====== Data extract ======

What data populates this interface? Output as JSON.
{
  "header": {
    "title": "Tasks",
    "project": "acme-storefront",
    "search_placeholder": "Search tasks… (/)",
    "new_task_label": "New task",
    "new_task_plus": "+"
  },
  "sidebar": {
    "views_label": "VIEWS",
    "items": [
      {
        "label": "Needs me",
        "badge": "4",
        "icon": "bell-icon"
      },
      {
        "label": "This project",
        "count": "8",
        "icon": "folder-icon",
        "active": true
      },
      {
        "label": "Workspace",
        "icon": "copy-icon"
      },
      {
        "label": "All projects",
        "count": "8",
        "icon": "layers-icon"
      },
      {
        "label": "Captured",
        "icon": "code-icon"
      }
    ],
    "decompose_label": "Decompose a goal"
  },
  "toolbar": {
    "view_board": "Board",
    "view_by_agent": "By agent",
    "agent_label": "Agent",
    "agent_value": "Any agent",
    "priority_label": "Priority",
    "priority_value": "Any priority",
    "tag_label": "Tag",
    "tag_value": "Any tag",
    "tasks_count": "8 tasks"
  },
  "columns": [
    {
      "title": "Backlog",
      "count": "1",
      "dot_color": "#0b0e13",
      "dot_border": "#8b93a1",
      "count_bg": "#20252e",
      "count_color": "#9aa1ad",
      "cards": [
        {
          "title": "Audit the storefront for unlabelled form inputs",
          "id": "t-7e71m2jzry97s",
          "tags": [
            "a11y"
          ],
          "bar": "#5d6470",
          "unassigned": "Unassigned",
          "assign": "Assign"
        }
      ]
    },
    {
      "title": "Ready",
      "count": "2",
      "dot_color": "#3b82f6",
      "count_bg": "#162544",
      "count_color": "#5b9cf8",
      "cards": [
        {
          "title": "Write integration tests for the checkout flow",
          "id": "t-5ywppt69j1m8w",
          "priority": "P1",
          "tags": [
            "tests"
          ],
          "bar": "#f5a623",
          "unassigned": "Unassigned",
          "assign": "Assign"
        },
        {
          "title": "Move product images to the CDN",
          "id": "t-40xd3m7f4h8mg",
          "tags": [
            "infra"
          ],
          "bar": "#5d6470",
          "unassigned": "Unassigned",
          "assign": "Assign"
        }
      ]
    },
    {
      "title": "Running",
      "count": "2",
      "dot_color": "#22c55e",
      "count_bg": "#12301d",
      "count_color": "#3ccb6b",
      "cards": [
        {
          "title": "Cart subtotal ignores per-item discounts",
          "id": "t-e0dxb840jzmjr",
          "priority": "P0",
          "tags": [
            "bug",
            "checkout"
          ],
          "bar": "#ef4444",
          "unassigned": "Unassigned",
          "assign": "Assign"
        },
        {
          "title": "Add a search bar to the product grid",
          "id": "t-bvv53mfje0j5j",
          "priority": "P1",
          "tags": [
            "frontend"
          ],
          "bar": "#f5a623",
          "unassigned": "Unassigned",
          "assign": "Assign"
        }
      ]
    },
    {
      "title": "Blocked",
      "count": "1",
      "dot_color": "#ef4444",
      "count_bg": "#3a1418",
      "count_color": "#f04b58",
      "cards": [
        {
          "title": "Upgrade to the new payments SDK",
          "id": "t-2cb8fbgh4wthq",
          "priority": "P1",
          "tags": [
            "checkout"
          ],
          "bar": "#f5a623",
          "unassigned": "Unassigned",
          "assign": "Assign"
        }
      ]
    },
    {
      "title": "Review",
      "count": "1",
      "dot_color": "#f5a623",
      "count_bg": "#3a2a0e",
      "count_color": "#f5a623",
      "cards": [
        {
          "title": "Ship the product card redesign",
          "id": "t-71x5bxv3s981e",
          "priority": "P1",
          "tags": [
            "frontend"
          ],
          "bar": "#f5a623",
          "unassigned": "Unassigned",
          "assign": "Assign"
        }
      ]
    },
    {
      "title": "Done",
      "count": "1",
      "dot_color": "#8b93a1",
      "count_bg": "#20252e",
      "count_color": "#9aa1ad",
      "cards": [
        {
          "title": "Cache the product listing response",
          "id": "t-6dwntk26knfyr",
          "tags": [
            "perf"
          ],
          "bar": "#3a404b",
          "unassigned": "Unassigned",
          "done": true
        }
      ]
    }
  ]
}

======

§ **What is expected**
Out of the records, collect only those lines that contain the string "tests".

§ **Result of this exercise**
          "title": "Write integration tests for the checkout flow",
            "tests"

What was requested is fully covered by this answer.